TASK BRIEF: Copy out the lines of the material that include the string "count".

————————

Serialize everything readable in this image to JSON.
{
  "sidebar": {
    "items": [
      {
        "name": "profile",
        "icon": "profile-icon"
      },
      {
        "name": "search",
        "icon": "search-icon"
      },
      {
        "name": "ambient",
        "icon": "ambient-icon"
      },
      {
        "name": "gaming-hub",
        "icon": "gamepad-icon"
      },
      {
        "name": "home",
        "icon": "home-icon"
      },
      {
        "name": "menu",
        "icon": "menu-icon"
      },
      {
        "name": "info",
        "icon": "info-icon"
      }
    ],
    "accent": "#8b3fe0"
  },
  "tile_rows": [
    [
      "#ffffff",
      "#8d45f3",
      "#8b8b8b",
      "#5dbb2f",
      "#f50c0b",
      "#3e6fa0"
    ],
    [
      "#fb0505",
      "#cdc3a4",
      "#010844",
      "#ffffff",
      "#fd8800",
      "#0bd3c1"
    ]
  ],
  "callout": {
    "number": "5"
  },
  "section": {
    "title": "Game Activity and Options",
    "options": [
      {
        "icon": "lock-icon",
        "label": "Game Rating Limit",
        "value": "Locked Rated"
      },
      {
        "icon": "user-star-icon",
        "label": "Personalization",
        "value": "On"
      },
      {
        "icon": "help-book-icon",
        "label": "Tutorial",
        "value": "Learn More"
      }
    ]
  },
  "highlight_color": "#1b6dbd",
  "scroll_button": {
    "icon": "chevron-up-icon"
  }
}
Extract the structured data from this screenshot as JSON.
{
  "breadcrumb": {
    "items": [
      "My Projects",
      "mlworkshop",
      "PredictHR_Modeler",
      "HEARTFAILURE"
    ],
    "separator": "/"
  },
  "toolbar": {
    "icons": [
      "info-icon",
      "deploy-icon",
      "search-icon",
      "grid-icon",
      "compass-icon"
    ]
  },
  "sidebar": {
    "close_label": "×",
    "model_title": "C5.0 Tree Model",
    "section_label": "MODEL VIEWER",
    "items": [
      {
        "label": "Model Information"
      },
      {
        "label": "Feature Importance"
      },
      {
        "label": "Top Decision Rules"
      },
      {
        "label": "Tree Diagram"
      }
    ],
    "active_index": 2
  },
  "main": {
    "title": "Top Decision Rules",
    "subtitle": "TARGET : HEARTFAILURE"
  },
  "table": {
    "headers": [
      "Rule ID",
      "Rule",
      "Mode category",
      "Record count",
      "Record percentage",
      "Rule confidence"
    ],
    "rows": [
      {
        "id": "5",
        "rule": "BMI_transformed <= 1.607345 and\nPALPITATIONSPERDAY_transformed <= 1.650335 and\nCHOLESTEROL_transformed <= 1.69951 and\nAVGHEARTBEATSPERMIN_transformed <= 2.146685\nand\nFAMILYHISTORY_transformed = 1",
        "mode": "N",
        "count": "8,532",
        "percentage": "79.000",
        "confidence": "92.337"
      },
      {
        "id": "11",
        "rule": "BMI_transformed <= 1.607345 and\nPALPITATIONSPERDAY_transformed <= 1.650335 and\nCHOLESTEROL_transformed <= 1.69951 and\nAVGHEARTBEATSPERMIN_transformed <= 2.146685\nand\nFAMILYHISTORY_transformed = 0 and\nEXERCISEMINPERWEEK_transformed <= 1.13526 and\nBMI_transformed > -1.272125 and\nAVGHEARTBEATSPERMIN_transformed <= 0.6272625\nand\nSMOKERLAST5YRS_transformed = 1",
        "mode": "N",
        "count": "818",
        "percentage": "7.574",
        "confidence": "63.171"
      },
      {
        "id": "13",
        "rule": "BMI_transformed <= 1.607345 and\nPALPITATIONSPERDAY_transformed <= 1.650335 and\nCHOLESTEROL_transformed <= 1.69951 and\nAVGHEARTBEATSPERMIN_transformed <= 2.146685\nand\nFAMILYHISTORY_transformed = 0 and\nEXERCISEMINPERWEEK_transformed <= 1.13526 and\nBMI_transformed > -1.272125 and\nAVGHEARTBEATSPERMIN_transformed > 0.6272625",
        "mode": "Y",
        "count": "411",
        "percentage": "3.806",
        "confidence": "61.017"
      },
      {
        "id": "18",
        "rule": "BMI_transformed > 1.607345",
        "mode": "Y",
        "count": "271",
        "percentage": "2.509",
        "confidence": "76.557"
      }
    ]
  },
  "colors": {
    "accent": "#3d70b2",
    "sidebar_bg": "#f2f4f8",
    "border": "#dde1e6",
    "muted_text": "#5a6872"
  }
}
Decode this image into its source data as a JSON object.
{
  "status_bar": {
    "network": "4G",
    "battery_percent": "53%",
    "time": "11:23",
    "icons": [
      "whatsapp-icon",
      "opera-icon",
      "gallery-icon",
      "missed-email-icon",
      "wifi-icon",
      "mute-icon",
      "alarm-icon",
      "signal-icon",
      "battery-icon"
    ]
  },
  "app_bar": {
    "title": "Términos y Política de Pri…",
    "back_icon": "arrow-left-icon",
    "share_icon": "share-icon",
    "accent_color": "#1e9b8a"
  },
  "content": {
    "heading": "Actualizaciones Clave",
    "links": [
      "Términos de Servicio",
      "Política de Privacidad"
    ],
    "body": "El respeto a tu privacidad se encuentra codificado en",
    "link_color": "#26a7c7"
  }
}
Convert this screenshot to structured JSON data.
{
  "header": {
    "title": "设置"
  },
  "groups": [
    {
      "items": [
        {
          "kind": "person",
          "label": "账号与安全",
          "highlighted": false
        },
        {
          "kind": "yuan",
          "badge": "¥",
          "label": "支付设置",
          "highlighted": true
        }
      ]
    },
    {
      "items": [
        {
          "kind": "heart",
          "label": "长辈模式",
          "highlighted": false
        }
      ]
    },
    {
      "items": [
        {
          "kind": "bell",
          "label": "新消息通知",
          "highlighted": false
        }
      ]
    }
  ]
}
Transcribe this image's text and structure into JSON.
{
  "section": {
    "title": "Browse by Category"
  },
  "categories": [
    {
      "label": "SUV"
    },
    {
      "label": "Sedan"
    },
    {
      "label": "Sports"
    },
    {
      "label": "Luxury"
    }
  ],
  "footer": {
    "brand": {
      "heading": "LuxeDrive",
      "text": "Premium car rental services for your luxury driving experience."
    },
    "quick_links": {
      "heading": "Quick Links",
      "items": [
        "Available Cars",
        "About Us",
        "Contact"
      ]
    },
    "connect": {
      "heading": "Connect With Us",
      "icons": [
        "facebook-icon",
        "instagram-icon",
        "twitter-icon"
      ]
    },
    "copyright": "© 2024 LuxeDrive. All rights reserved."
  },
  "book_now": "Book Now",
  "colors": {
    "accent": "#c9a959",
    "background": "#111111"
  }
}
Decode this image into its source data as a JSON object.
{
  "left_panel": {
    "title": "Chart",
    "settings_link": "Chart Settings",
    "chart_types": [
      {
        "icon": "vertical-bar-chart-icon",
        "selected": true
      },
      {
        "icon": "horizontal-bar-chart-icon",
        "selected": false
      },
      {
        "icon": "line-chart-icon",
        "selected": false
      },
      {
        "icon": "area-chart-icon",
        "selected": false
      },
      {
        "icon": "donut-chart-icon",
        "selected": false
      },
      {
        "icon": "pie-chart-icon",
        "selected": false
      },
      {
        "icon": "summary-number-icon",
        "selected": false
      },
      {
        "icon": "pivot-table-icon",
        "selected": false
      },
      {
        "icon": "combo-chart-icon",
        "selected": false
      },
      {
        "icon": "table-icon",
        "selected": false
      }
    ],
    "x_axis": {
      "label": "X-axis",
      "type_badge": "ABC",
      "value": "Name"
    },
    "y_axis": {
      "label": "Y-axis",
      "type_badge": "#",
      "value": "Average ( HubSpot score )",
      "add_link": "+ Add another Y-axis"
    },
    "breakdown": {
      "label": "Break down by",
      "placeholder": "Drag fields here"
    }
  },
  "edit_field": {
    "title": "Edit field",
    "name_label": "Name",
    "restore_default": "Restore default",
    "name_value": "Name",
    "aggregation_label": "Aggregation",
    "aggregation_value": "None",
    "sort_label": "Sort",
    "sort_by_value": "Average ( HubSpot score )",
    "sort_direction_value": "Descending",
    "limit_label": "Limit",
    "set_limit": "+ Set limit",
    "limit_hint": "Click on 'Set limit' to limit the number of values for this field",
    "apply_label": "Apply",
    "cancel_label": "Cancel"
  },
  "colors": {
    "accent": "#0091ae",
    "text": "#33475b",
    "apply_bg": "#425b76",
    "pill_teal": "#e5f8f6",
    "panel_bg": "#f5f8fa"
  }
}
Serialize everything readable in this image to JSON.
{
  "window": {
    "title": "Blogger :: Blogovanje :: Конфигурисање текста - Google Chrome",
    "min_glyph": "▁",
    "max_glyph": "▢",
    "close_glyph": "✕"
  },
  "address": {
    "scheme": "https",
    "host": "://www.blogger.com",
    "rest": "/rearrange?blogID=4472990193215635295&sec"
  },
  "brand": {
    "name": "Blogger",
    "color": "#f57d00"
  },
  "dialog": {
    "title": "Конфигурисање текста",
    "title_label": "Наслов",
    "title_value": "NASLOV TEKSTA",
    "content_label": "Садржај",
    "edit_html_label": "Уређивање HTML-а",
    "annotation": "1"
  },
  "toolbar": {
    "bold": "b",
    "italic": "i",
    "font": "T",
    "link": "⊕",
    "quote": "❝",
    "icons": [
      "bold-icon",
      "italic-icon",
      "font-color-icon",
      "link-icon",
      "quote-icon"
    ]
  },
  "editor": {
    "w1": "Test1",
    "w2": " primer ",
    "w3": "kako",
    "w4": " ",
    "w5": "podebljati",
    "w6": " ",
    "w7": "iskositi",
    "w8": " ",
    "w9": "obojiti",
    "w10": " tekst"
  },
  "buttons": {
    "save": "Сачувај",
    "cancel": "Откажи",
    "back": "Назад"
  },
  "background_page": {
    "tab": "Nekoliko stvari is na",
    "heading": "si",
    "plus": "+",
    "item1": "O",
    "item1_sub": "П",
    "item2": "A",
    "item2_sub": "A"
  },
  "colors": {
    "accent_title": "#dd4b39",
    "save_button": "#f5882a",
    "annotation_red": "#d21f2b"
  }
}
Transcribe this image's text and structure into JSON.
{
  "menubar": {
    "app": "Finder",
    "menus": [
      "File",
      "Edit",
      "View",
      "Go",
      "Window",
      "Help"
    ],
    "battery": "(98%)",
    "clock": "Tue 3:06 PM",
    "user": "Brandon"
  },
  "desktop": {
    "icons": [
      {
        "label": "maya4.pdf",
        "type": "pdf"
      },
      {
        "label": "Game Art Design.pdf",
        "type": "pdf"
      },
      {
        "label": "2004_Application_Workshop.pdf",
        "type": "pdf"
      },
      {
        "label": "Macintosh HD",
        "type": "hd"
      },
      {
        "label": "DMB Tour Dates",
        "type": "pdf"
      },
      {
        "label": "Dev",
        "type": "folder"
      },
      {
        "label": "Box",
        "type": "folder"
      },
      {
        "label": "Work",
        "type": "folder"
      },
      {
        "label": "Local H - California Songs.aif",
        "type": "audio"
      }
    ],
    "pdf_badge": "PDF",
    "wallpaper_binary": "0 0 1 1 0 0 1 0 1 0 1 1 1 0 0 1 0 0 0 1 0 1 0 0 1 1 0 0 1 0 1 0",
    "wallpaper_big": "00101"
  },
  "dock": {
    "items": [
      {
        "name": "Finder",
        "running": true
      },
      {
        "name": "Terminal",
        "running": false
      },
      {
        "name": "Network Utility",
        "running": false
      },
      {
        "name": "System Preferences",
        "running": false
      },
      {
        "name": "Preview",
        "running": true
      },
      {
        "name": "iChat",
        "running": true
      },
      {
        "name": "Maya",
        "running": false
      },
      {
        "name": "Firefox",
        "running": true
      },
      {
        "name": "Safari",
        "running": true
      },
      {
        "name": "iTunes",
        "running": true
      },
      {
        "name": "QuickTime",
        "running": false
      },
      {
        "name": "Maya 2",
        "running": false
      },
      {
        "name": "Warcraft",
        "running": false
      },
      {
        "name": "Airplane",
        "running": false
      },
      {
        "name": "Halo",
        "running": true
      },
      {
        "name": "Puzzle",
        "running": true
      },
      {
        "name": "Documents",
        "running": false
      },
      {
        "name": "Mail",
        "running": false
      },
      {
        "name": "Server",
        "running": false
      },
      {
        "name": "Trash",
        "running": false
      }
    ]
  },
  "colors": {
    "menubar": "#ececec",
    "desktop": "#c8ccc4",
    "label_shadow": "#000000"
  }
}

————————

TASK RESPONSE:
      "Record count",
        "count": "8,532",
        "count": "818",
        "count": "411",
        "count": "271",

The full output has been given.